▶ What this task involves: Which lines of the records below contain the string "Window"? Report each of them.

***

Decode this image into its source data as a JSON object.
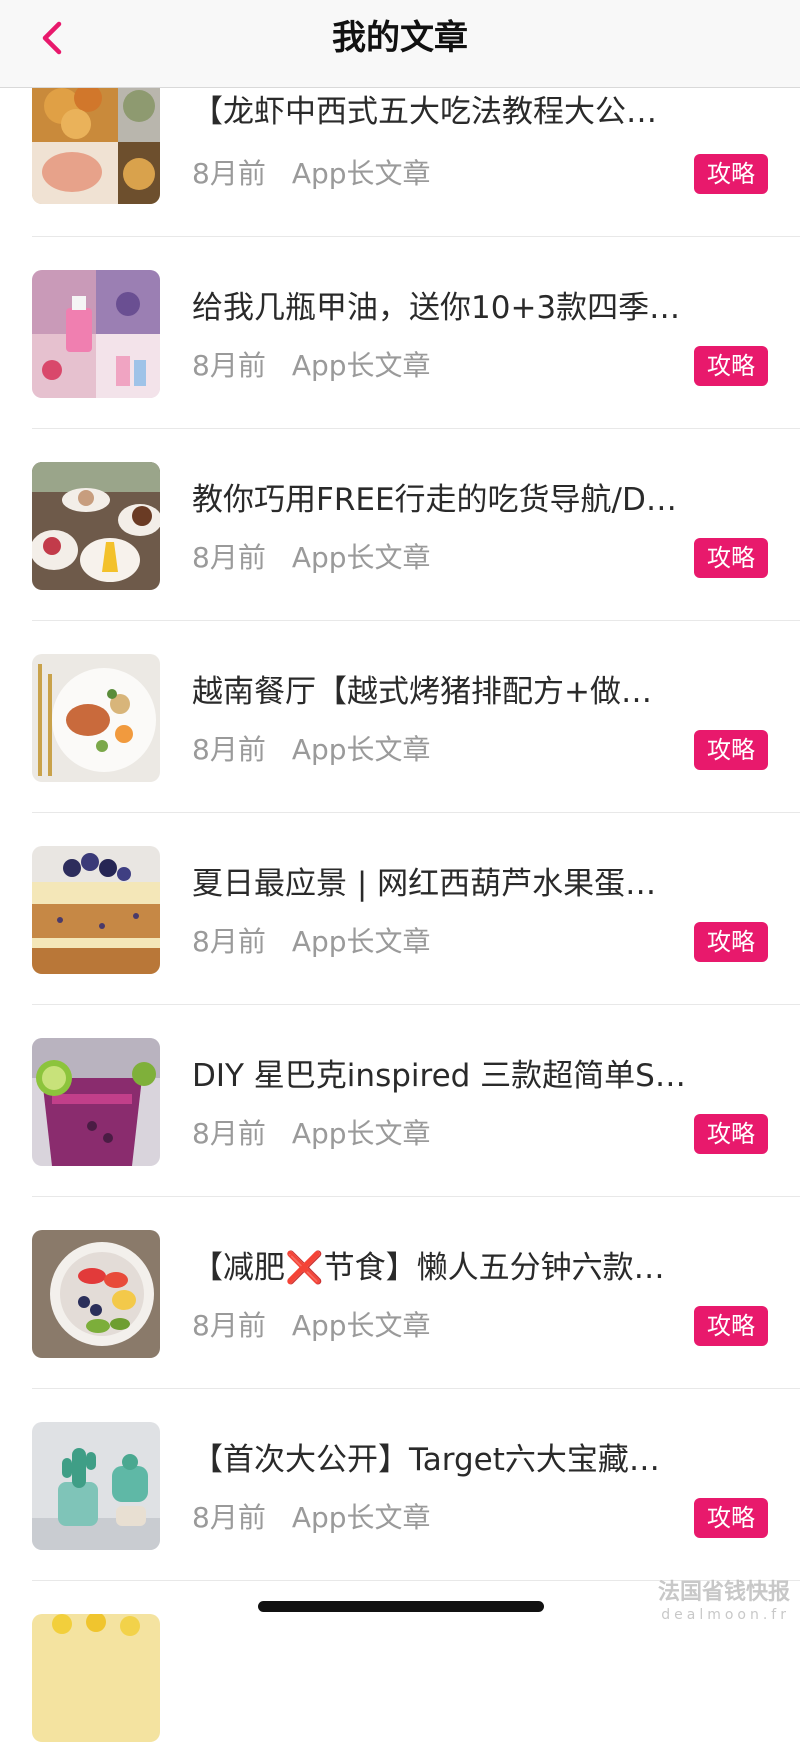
{
  "header": {
    "title": "我的文章",
    "back_icon": "chevron-left-icon",
    "accent": "#e8196c"
  },
  "articles": [
    {
      "title": "【龙虾中西式五大吃法教程大公…",
      "time": "8月前",
      "source": "App长文章",
      "tag": "攻略",
      "thumb": "food-platter-thumbnail"
    },
    {
      "title": "给我几瓶甲油，送你10+3款四季…",
      "time": "8月前",
      "source": "App长文章",
      "tag": "攻略",
      "thumb": "nail-polish-thumbnail"
    },
    {
      "title": "教你巧用FREE行走的吃货导航/D…",
      "time": "8月前",
      "source": "App长文章",
      "tag": "攻略",
      "thumb": "dessert-plates-thumbnail"
    },
    {
      "title": "越南餐厅【越式烤猪排配方+做…",
      "time": "8月前",
      "source": "App长文章",
      "tag": "攻略",
      "thumb": "vietnamese-dish-thumbnail"
    },
    {
      "title": "夏日最应景 | 网红西葫芦水果蛋…",
      "time": "8月前",
      "source": "App长文章",
      "tag": "攻略",
      "thumb": "zucchini-cake-thumbnail"
    },
    {
      "title": "DIY 星巴克inspired 三款超简单S…",
      "time": "8月前",
      "source": "App长文章",
      "tag": "攻略",
      "thumb": "berry-drink-thumbnail"
    },
    {
      "title": "【减肥❌节食】懒人五分钟六款…",
      "time": "8月前",
      "source": "App长文章",
      "tag": "攻略",
      "thumb": "fruit-bowl-thumbnail"
    },
    {
      "title": "【首次大公开】Target六大宝藏…",
      "time": "8月前",
      "source": "App长文章",
      "tag": "攻略",
      "thumb": "cactus-decor-thumbnail"
    }
  ],
  "watermark": {
    "line1": "法国省钱快报",
    "line2": "dealmoon.fr"
  }
}
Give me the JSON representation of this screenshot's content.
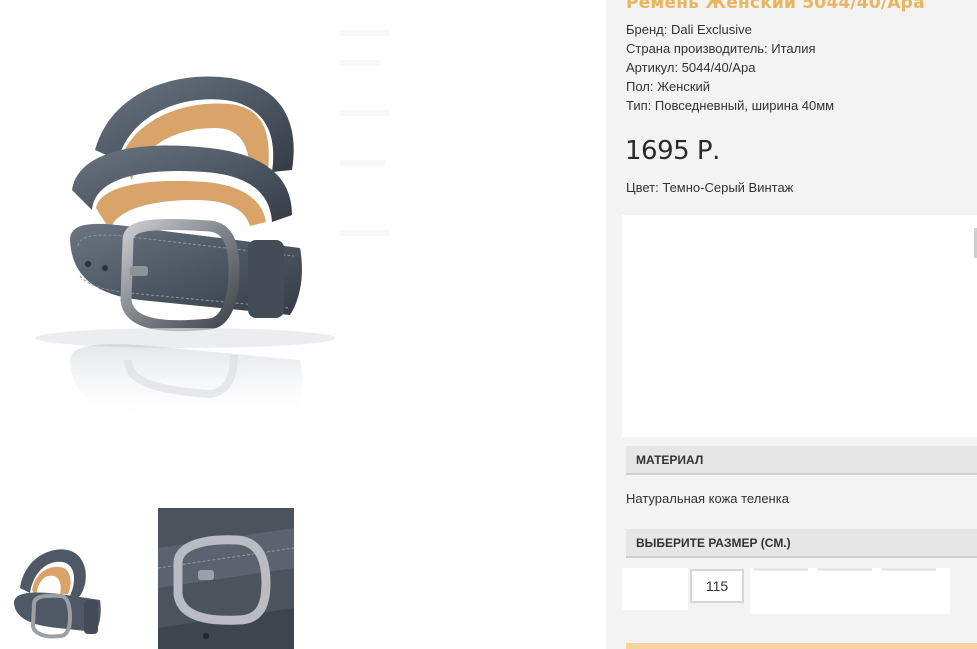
{
  "product": {
    "title": "Ремень Женский 5044/40/Ара",
    "specs": {
      "brand": "Бренд: Dali Exclusive",
      "country": "Страна производитель: Италия",
      "sku": "Артикул: 5044/40/Ара",
      "gender": "Пол: Женский",
      "type": "Тип: Повседневный, ширина 40мм"
    },
    "price": "1695 Р.",
    "color": "Цвет: Темно-Серый Винтаж"
  },
  "sections": {
    "material_header": "МАТЕРИАЛ",
    "material_value": "Натуральная кожа теленка",
    "size_header": "ВЫБЕРИТЕ РАЗМЕР (СМ.)"
  },
  "sizes": {
    "selected": "115"
  },
  "colors": {
    "title_accent": "#e9b55e",
    "panel_bg": "#f3f3f3",
    "header_bg": "#e6e6e6",
    "belt_leather": "#4e5965",
    "belt_lining": "#d9a46a",
    "buckle_metal": "#8e9299"
  },
  "gallery": {
    "main_image": "belt-photo",
    "thumbnails": [
      "belt-thumb-full",
      "belt-thumb-buckle-closeup"
    ]
  }
}
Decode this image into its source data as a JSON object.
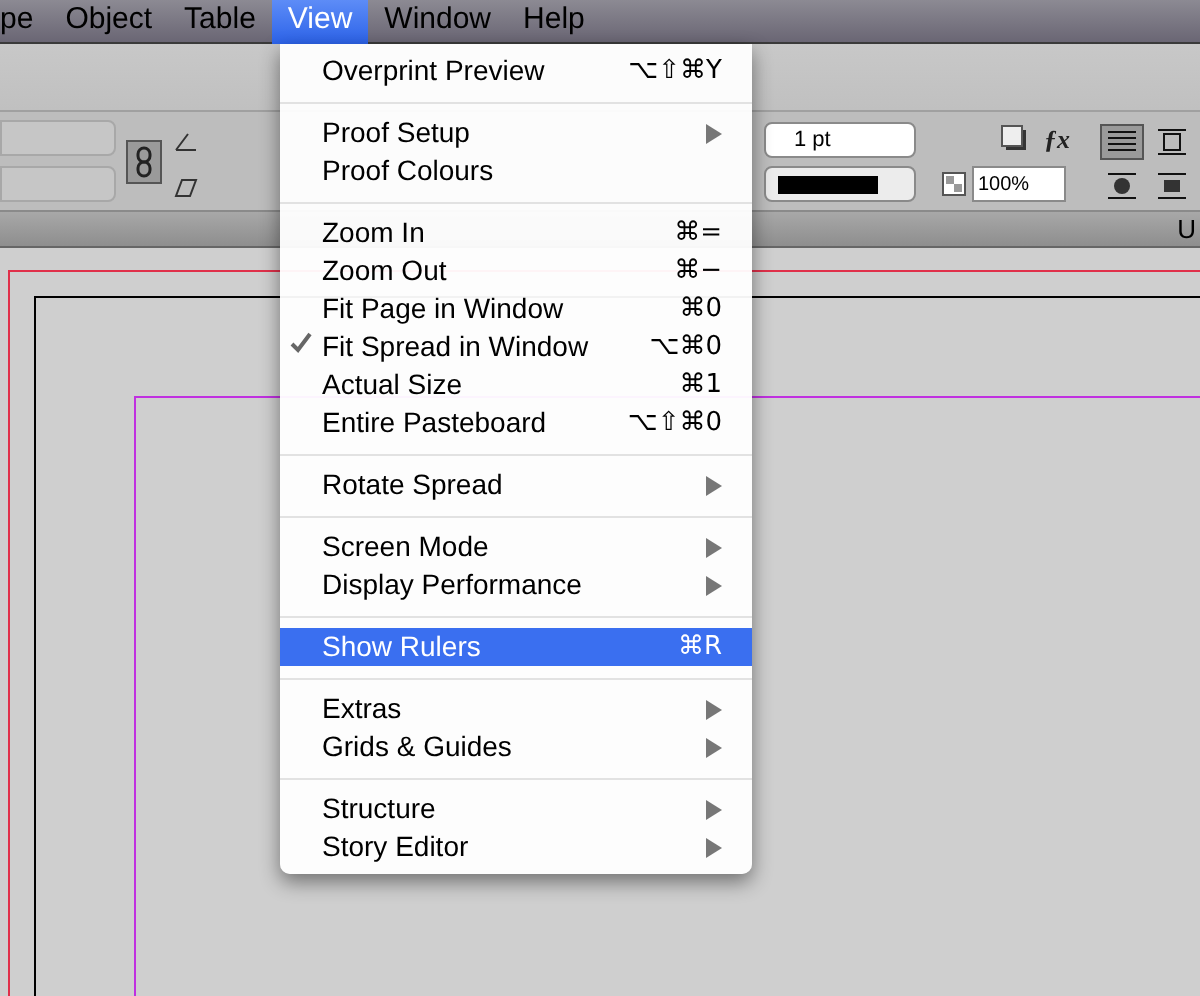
{
  "menu_bar": {
    "items": [
      {
        "label": "pe",
        "selected": false
      },
      {
        "label": "Object",
        "selected": false
      },
      {
        "label": "Table",
        "selected": false
      },
      {
        "label": "View",
        "selected": true
      },
      {
        "label": "Window",
        "selected": false
      },
      {
        "label": "Help",
        "selected": false
      }
    ]
  },
  "control_panel": {
    "stroke_weight": "1 pt",
    "opacity": "100%",
    "effects_label": "ƒx"
  },
  "document_tab": {
    "label": "U"
  },
  "view_menu": {
    "groups": [
      [
        {
          "label": "Overprint Preview",
          "shortcut": "⌥⇧⌘Y",
          "submenu": false,
          "checked": false,
          "selected": false
        }
      ],
      [
        {
          "label": "Proof Setup",
          "submenu": true,
          "checked": false,
          "selected": false
        },
        {
          "label": "Proof Colours",
          "submenu": false,
          "checked": false,
          "selected": false
        }
      ],
      [
        {
          "label": "Zoom In",
          "shortcut": "⌘=",
          "submenu": false,
          "checked": false,
          "selected": false
        },
        {
          "label": "Zoom Out",
          "shortcut": "⌘−",
          "submenu": false,
          "checked": false,
          "selected": false
        },
        {
          "label": "Fit Page in Window",
          "shortcut": "⌘0",
          "submenu": false,
          "checked": false,
          "selected": false
        },
        {
          "label": "Fit Spread in Window",
          "shortcut": "⌥⌘0",
          "submenu": false,
          "checked": true,
          "selected": false
        },
        {
          "label": "Actual Size",
          "shortcut": "⌘1",
          "submenu": false,
          "checked": false,
          "selected": false
        },
        {
          "label": "Entire Pasteboard",
          "shortcut": "⌥⇧⌘0",
          "submenu": false,
          "checked": false,
          "selected": false
        }
      ],
      [
        {
          "label": "Rotate Spread",
          "submenu": true,
          "checked": false,
          "selected": false
        }
      ],
      [
        {
          "label": "Screen Mode",
          "submenu": true,
          "checked": false,
          "selected": false
        },
        {
          "label": "Display Performance",
          "submenu": true,
          "checked": false,
          "selected": false
        }
      ],
      [
        {
          "label": "Show Rulers",
          "shortcut": "⌘R",
          "submenu": false,
          "checked": false,
          "selected": true
        }
      ],
      [
        {
          "label": "Extras",
          "submenu": true,
          "checked": false,
          "selected": false
        },
        {
          "label": "Grids & Guides",
          "submenu": true,
          "checked": false,
          "selected": false
        }
      ],
      [
        {
          "label": "Structure",
          "submenu": true,
          "checked": false,
          "selected": false
        },
        {
          "label": "Story Editor",
          "submenu": true,
          "checked": false,
          "selected": false
        }
      ]
    ]
  }
}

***

▶ Exercise solution:
        "label": "Window",
          "label": "Fit Page in Window",
          "label": "Fit Spread in Window",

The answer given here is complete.